    Echoing Jeanne’s comments here. Clearly, our school boards accountability to our children should be paramount to anything. Open, transparent meetings, should be made available live. The technology is there and simple. Spending time on determining how to keep things from public scrutiny places the school board in a nasty place. They should not ever get there. The purpose of this body is to ensure the best education possible to our children. Lets do what Jeanne says and make sure they are focus on curriculum

  26. Jeanne says:

    The School Board regular meetings are broadcasted live on the radio 88.5 FM. The regular meetings and the workshops are streamed lived from The regular school board meetings are broadcast on Beacon starting at 4:00 p.m. the day of the meeting on Tuesdays.

  27. So Done says:

    The Board Meetings are entirely too long, and there is no need for referrals, follow ups and action requests to staff from the Board!

    Administrators at the District work 24/7, catering to the Board MEMBERS. The Supt is the operational leader. The corporate Board and individual Board Members have been involved in operations for far too long. The Board’s job is to set policy and approve budget items over a certain amount.

    They don’t need individual secretaries! They don’t need offices on the top floor of KCW! They don’t need full time salaries!

    We have one Supt, not NINE. At least when Petruzielo was here, Board Members could not interfere in Operations.

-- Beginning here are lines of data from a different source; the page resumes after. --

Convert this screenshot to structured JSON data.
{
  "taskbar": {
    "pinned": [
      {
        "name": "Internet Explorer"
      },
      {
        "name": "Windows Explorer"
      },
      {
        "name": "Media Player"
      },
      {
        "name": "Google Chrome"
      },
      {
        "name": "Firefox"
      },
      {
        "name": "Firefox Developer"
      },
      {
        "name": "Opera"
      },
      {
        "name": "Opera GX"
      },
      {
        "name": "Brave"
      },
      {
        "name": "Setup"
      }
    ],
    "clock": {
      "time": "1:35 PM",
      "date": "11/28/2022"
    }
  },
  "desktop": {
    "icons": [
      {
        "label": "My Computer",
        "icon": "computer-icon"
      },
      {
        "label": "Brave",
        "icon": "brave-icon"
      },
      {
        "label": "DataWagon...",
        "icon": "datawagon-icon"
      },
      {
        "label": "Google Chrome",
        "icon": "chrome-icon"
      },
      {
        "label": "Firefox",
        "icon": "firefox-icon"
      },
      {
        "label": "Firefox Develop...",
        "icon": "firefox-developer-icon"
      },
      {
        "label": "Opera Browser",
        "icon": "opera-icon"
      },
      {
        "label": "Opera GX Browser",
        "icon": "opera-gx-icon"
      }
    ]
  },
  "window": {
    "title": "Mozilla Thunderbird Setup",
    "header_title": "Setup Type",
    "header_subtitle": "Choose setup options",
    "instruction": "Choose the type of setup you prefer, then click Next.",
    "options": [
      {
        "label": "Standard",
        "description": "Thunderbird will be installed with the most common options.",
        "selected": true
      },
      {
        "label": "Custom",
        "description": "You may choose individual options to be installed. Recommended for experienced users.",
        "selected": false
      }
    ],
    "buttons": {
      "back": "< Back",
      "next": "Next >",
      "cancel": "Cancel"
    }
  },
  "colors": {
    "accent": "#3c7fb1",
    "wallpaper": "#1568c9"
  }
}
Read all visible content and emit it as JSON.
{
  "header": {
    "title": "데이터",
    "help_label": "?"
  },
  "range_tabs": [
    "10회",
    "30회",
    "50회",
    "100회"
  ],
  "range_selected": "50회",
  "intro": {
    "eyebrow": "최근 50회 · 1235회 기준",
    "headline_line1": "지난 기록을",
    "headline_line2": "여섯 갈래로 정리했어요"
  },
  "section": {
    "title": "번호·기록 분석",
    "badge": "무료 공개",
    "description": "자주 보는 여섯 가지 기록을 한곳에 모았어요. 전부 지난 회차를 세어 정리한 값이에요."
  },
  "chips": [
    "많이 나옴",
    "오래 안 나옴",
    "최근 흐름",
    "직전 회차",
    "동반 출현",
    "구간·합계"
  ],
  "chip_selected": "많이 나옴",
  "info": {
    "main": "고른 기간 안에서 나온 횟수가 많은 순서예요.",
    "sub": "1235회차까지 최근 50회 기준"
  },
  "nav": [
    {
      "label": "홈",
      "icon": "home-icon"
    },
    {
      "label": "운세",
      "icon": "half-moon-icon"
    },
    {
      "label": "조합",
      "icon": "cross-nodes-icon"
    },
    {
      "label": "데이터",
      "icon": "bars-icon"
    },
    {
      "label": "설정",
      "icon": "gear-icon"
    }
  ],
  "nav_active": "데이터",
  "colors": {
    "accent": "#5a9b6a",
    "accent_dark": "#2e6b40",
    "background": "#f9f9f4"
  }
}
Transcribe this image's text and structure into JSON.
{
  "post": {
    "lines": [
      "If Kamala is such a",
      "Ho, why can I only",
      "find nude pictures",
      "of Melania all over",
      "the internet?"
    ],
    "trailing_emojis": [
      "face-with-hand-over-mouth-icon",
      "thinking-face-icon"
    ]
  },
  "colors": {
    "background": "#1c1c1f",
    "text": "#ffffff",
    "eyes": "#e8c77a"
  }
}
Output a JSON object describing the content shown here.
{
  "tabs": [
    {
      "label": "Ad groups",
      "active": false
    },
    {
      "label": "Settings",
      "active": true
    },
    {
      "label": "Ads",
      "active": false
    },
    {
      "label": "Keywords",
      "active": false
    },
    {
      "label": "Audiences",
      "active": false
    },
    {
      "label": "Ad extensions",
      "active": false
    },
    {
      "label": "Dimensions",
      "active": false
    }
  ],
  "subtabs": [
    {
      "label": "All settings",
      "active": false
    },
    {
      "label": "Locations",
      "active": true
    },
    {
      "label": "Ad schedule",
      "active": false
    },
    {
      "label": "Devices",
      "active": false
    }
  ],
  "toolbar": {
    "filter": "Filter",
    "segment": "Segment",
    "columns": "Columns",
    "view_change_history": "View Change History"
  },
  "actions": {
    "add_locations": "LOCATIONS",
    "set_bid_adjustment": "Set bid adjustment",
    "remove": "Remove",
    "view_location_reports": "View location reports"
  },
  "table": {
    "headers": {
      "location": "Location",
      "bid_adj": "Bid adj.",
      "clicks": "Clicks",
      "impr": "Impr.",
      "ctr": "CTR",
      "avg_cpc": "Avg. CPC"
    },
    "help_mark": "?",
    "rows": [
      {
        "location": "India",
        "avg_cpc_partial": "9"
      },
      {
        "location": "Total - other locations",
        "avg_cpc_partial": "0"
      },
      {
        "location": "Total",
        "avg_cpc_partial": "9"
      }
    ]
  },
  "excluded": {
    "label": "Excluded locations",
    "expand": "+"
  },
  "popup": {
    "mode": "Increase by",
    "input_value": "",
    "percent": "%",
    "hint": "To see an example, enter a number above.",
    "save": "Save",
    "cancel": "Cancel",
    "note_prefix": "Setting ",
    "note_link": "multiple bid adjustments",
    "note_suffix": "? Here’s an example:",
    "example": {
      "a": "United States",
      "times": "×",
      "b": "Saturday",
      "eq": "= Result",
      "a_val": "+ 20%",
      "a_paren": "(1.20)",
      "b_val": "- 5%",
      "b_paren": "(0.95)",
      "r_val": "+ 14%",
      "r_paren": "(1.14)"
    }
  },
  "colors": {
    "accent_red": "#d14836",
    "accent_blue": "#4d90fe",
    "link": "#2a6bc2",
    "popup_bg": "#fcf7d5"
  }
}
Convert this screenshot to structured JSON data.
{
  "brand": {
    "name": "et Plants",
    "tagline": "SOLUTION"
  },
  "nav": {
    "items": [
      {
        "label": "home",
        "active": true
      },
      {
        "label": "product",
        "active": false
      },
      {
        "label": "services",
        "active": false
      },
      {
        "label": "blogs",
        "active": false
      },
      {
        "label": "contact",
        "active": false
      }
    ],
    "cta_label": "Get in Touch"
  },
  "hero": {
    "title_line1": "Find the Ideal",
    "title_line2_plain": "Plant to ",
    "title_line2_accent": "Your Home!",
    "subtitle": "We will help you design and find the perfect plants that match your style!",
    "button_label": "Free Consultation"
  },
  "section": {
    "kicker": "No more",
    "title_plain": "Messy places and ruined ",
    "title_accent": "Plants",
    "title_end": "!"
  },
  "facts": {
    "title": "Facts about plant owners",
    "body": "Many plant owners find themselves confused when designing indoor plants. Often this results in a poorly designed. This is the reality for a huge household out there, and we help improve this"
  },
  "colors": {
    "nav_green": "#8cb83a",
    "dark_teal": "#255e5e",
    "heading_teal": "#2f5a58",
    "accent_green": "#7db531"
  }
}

    If Runcie does not get control now, staff will be “working” for Board Members like they did under Till and Notter (he allowed them to run the district) when many administrators were needlessly forced out of the organization due to politics, bullying, or literally DIED (Garretson, Coates) from the after effects Stephanie Kraft/Bob Parks running things.

  28. jeanne says:

    Seems to me Mr. Runcie is going to try the new meeting schedule based on Tuesday’s workshop. Finally the district will have staff working things like making sure there is fidelity of implementation in the Common Core standards and other reforms.

  29. the Real Truth says:

    If the School Board meetings were really focused on policy and not micromanaging the district, then one meeting a month would be sufficient. Unfortunately, School Board members don’t know, understand, or care about the differences between setting policy and managing the district. I have said over and over if they don’t have confidence in the senior staff, then that is a personnel problem. The School Board should establish the direction of the train, keep it on track, and then let the engineers and conductors run the train.